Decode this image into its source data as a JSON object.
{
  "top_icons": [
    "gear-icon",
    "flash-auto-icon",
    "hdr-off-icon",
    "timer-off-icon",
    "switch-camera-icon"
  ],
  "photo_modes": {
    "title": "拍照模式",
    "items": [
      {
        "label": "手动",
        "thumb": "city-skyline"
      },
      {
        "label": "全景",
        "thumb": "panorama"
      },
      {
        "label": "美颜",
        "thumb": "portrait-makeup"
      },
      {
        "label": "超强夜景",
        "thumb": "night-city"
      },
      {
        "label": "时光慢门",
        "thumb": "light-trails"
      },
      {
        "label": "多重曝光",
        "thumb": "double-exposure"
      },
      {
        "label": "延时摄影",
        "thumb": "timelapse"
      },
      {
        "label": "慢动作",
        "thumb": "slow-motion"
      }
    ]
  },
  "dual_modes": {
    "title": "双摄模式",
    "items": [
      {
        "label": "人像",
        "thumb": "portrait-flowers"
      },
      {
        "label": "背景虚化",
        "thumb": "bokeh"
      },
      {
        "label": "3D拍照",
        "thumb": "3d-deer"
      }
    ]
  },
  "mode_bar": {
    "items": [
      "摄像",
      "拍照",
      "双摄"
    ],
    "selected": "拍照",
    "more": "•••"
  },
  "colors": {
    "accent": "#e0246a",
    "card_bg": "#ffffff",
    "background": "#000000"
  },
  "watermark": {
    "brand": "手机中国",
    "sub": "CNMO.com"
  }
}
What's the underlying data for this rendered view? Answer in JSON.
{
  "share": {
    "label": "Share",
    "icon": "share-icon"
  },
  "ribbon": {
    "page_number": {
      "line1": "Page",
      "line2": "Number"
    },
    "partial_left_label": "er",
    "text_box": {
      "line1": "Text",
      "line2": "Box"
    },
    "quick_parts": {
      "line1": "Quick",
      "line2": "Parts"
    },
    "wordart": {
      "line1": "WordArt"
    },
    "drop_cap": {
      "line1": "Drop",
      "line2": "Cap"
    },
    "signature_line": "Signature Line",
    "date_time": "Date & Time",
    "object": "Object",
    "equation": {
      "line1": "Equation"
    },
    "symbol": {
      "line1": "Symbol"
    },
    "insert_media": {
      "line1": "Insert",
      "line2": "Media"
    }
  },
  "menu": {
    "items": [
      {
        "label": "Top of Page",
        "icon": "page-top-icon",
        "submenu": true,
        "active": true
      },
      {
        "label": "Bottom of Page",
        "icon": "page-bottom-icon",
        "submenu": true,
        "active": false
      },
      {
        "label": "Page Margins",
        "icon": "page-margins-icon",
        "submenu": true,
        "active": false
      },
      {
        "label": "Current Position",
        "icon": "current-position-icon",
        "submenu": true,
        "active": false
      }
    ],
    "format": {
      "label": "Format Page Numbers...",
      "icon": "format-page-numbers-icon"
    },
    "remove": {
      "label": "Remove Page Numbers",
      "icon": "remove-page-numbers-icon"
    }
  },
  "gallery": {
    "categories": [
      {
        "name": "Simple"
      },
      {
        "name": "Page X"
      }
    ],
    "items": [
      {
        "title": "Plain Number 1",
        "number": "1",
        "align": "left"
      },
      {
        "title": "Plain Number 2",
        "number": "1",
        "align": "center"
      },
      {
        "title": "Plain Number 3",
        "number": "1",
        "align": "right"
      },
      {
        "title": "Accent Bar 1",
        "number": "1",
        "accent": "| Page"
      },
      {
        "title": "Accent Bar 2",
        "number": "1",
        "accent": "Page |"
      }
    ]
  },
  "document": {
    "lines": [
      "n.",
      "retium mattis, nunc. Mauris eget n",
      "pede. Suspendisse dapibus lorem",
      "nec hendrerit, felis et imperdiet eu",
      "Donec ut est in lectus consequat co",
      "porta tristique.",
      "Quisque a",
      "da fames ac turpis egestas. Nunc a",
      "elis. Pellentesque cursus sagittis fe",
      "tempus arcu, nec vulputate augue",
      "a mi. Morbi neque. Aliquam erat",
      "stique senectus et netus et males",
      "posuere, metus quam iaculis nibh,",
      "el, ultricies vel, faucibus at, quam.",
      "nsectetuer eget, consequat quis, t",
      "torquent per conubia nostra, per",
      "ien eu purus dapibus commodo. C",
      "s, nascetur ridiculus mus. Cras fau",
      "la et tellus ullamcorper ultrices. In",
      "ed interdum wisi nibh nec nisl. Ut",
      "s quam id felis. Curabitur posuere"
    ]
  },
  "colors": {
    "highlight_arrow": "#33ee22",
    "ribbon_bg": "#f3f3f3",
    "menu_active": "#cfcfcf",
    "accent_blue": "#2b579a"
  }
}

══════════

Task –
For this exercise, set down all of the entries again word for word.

Written response –
Decode this image into its source data as a JSON object.
{
  "top_icons": [
    "gear-icon",
    "flash-auto-icon",
    "hdr-off-icon",
    "timer-off-icon",
    "switch-camera-icon"
  ],
  "photo_modes": {
    "title": "拍照模式",
    "items": [
      {
        "label": "手动",
        "thumb": "city-skyline"
      },
      {
        "label": "全景",
        "thumb": "panorama"
      },
      {
        "label": "美颜",
        "thumb": "portrait-makeup"
      },
      {
        "label": "超强夜景",
        "thumb": "night-city"
      },
      {
        "label": "时光慢门",
        "thumb": "light-trails"
      },
      {
        "label": "多重曝光",
        "thumb": "double-exposure"
      },
      {
        "label": "延时摄影",
        "thumb": "timelapse"
      },
      {
        "label": "慢动作",
        "thumb": "slow-motion"
      }
    ]
  },
  "dual_modes": {
    "title": "双摄模式",
    "items": [
      {
        "label": "人像",
        "thumb": "portrait-flowers"
      },
      {
        "label": "背景虚化",
        "thumb": "bokeh"
      },
      {
        "label": "3D拍照",
        "thumb": "3d-deer"
      }
    ]
  },
  "mode_bar": {
    "items": [
      "摄像",
      "拍照",
      "双摄"
    ],
    "selected": "拍照",
    "more": "•••"
  },
  "colors": {
    "accent": "#e0246a",
    "card_bg": "#ffffff",
    "background": "#000000"
  },
  "watermark": {
    "brand": "手机中国",
    "sub": "CNMO.com"
  }
}
What's the underlying data for this rendered view? Answer in JSON.
{
  "share": {
    "label": "Share",
    "icon": "share-icon"
  },
  "ribbon": {
    "page_number": {
      "line1": "Page",
      "line2": "Number"
    },
    "partial_left_label": "er",
    "text_box": {
      "line1": "Text",
      "line2": "Box"
    },
    "quick_parts": {
      "line1": "Quick",
      "line2": "Parts"
    },
    "wordart": {
      "line1": "WordArt"
    },
    "drop_cap": {
      "line1": "Drop",
      "line2": "Cap"
    },
    "signature_line": "Signature Line",
    "date_time": "Date & Time",
    "object": "Object",
    "equation": {
      "line1": "Equation"
    },
    "symbol": {
      "line1": "Symbol"
    },
    "insert_media": {
      "line1": "Insert",
      "line2": "Media"
    }
  },
  "menu": {
    "items": [
      {
        "label": "Top of Page",
        "icon": "page-top-icon",
        "submenu": true,
        "active": true
      },
      {
        "label": "Bottom of Page",
        "icon": "page-bottom-icon",
        "submenu": true,
        "active": false
      },
      {
        "label": "Page Margins",
        "icon": "page-margins-icon",
        "submenu": true,
        "active": false
      },
      {
        "label": "Current Position",
        "icon": "current-position-icon",
        "submenu": true,
        "active": false
      }
    ],
    "format": {
      "label": "Format Page Numbers...",
      "icon": "format-page-numbers-icon"
    },
    "remove": {
      "label": "Remove Page Numbers",
      "icon": "remove-page-numbers-icon"
    }
  },
  "gallery": {
    "categories": [
      {
        "name": "Simple"
      },
      {
        "name": "Page X"
      }
    ],
    "items": [
      {
        "title": "Plain Number 1",
        "number": "1",
        "align": "left"
      },
      {
        "title": "Plain Number 2",
        "number": "1",
        "align": "center"
      },
      {
        "title": "Plain Number 3",
        "number": "1",
        "align": "right"
      },
      {
        "title": "Accent Bar 1",
        "number": "1",
        "accent": "| Page"
      },
      {
        "title": "Accent Bar 2",
        "number": "1",
        "accent": "Page |"
      }
    ]
  },
  "document": {
    "lines": [
      "n.",
      "retium mattis, nunc. Mauris eget n",
      "pede. Suspendisse dapibus lorem",
      "nec hendrerit, felis et imperdiet eu",
      "Donec ut est in lectus consequat co",
      "porta tristique.",
      "Quisque a",
      "da fames ac turpis egestas. Nunc a",
      "elis. Pellentesque cursus sagittis fe",
      "tempus arcu, nec vulputate augue",
      "a mi. Morbi neque. Aliquam erat",
      "stique senectus et netus et males",
      "posuere, metus quam iaculis nibh,",
      "el, ultricies vel, faucibus at, quam.",
      "nsectetuer eget, consequat quis, t",
      "torquent per conubia nostra, per",
      "ien eu purus dapibus commodo. C",
      "s, nascetur ridiculus mus. Cras fau",
      "la et tellus ullamcorper ultrices. In",
      "ed interdum wisi nibh nec nisl. Ut",
      "s quam id felis. Curabitur posuere"
    ]
  },
  "colors": {
    "highlight_arrow": "#33ee22",
    "ribbon_bg": "#f3f3f3",
    "menu_active": "#cfcfcf",
    "accent_blue": "#2b579a"
  }
}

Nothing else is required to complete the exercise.